It’s a concept that’s been around for over 100 years, but it’s only recently that the idea of an electric car has really taken off. With a greater focus on protecting our environment, as well as the day to day cost benefits of an electric powertrain, the electric car is making waves in the motoring industry, with more companies focusing their energy into developing desirable electric vehicles.
In this article, we take a look at how electric cars have evolved through time and how they compare to their petrol and diesel compatriots as more members of the public make the change.
The history of electric cars
The first electric vehicle hit the roads way back in the 1800s when innovators from the Netherlands, Hungary and the United States toyed with the idea of a battery-powered vehicle. They created small-scale electric cars, but it took until the second half of the 19th century before French and English inventors produced the first practical electric vehicles.
Electric cars quickly became popular with the public thanks to their relevant simplicity to drive and their quiet nature; they were perfect for short trips in the city. Thomas Edison worked to develop better batteries for electric vehicles and in 1901, the world’s first hybrid electric car was invented.
When crude oil became cheaper in 1920, there was a decline in electric vehicles, but fast forward to the 1990s and environmental regulations brought renewed interest to the models. With a green future becoming a main objective amongst the world’s leaders, it’s anticipated that by 2040 electric cars will account for a third of global sales. In the UK, ministers have been informed that most new cars would need to be electric by 2030 and, with fully autonomous cars due to be rolled out in the coming years, the industry is well on its way to hitting this target, especially as motoring giants are producing more and more electric versions of their fleet.
How have electric cars improved?
It’s said that electric vehicles are already changing the world — and this is only the beginning. The world is realising that we have to move away from a fossil fuel-driven economy towards one that is more sustainable as we attempt to bring a halt to climate change.

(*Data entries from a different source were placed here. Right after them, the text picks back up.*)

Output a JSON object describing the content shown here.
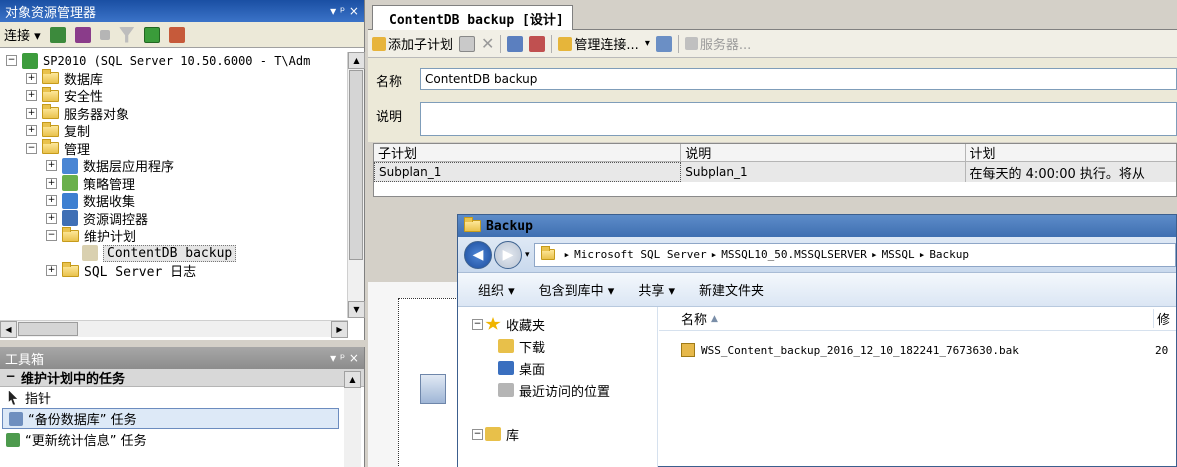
{
  "object_explorer": {
    "title": "对象资源管理器",
    "pin_controls": "▾ ᵖ ×",
    "connect_label": "连接 ▾",
    "tree": [
      {
        "label": "SP2010  (SQL Server 10.50.6000 - T\\Adm",
        "level": 0,
        "expander": "−",
        "icon": "server-icon"
      },
      {
        "label": "数据库",
        "level": 1,
        "expander": "+",
        "icon": "folder-icon"
      },
      {
        "label": "安全性",
        "level": 1,
        "expander": "+",
        "icon": "folder-icon"
      },
      {
        "label": "服务器对象",
        "level": 1,
        "expander": "+",
        "icon": "folder-icon"
      },
      {
        "label": "复制",
        "level": 1,
        "expander": "+",
        "icon": "folder-icon"
      },
      {
        "label": "管理",
        "level": 1,
        "expander": "−",
        "icon": "folder-icon"
      },
      {
        "label": "数据层应用程序",
        "level": 2,
        "expander": "+",
        "icon": "data-tier-app-icon"
      },
      {
        "label": "策略管理",
        "level": 2,
        "expander": "+",
        "icon": "policy-icon"
      },
      {
        "label": "数据收集",
        "level": 2,
        "expander": "+",
        "icon": "data-collection-icon"
      },
      {
        "label": "资源调控器",
        "level": 2,
        "expander": "+",
        "icon": "resource-governor-icon"
      },
      {
        "label": "维护计划",
        "level": 2,
        "expander": "−",
        "icon": "folder-icon"
      },
      {
        "label": "ContentDB backup",
        "level": 3,
        "expander": "",
        "icon": "maintenance-plan-icon",
        "selected": true
      },
      {
        "label": "SQL Server 日志",
        "level": 2,
        "expander": "+",
        "icon": "folder-icon"
      }
    ]
  },
  "toolbox": {
    "title": "工具箱",
    "pin_controls": "▾ ᵖ ×",
    "section": "维护计划中的任务",
    "section_expander": "−",
    "items": [
      {
        "label": "指针",
        "icon": "pointer-icon"
      },
      {
        "label": "“备份数据库” 任务",
        "icon": "backup-task-icon",
        "highlighted": true
      },
      {
        "label": "“更新统计信息” 任务",
        "icon": "statistics-task-icon"
      }
    ]
  },
  "document": {
    "tab_label": "ContentDB backup [设计]",
    "toolbar": {
      "add_subplan": "添加子计划",
      "manage_connections": "管理连接...",
      "dropdown": "▾",
      "servers": "服务器..."
    },
    "name_label": "名称",
    "name_value": "ContentDB backup",
    "description_label": "说明",
    "description_value": "",
    "grid": {
      "headers": [
        "子计划",
        "说明",
        "计划"
      ],
      "rows": [
        [
          "Subplan_1",
          "Subplan_1",
          "在每天的 4:00:00 执行。将从"
        ]
      ]
    }
  },
  "explorer": {
    "title": "Backup",
    "address": [
      "Microsoft SQL Server",
      "MSSQL10_50.MSSQLSERVER",
      "MSSQL",
      "Backup"
    ],
    "address_sep": "▸",
    "commands": [
      "组织 ▾",
      "包含到库中 ▾",
      "共享 ▾",
      "新建文件夹"
    ],
    "nav": [
      {
        "label": "收藏夹",
        "expander": "−",
        "icon": "star-icon"
      },
      {
        "label": "下载",
        "icon": "download-folder-icon"
      },
      {
        "label": "桌面",
        "icon": "desktop-icon"
      },
      {
        "label": "最近访问的位置",
        "icon": "recent-places-icon"
      },
      {
        "label": "库",
        "expander": "−",
        "icon": "library-icon"
      }
    ],
    "columns": {
      "name": "名称",
      "sort_indicator": "▲",
      "modified": "修"
    },
    "files": [
      {
        "name": "WSS_Content_backup_2016_12_10_182241_7673630.bak",
        "modified": "20"
      }
    ]
  }
}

Transportation can, and is, one area that must be focused on. In 2017, more than half of cars sold in Norway were electric, while China continues to lead the way in a market that keeps growing. In fact, with sales of electric cars rising each month, Volkswagen has announced a $10 billion investment in the country to develop relevant technology and has set out plans to manufacture 1.5 million electric vehicles by 2025. One of these vehicles will likely be the firm’s all-new electric Volkswagen Golf, which, based on the success of the regular Golf, should prove a popular choice for those considering the switch to an electric car.
Lithium-sulphur and solid-state devices are also in development to continue the improvement in the car’s battery life. Also, the number of charging points available in the UK is on the rise, quickly increasing by over 5,000 between 2016 and 2017. It’s these two developments that are leading the way in the electric car revolution.
And it’s not just the public’s vehicles that are witnessing such improvements. Spectators at the 2018 Goodwood Festival of Speed were treated to a record-breaking run as the VW ID R, fresh from breaking the record for the fastest run up the Pikes Peak international Hill Climb, smashed the official hill climb record for electric vehicles by 3.5 seconds. This, on top of the rise of the enthralling Formula E series, shows just how far these automobiles are coming.
How do they compare to petrol and diesel cars?
While electric cars are still seen to be more expensive than their petrol and diesel counterparts, that price is steadily falling. Thanks to rules that are being introduced to limit the kind of vehicles allowed into major cities, electric cars are becoming more mainstream.
Electric cars, since they have very few moving parts, in theory allow for fewer issues to arise. This means that on the whole, servicing your electric car should be cheaper than a petrol or diesel car. However, the range you achieve from an electric car, although increasing as batteries improve, isn’t as good as what you’d receive from a full tank of petrol or diesel.
Currently, aside from the environmental benefits, the type of driving you do is key to whether you choose petrol or electric for your next car. However, given time and with constant technological advancements you can expect the power and range of electric cars to improve, meaning the rise of the electric vehicle in the 21st century is one that looks like gaining even greater moment over the coming years.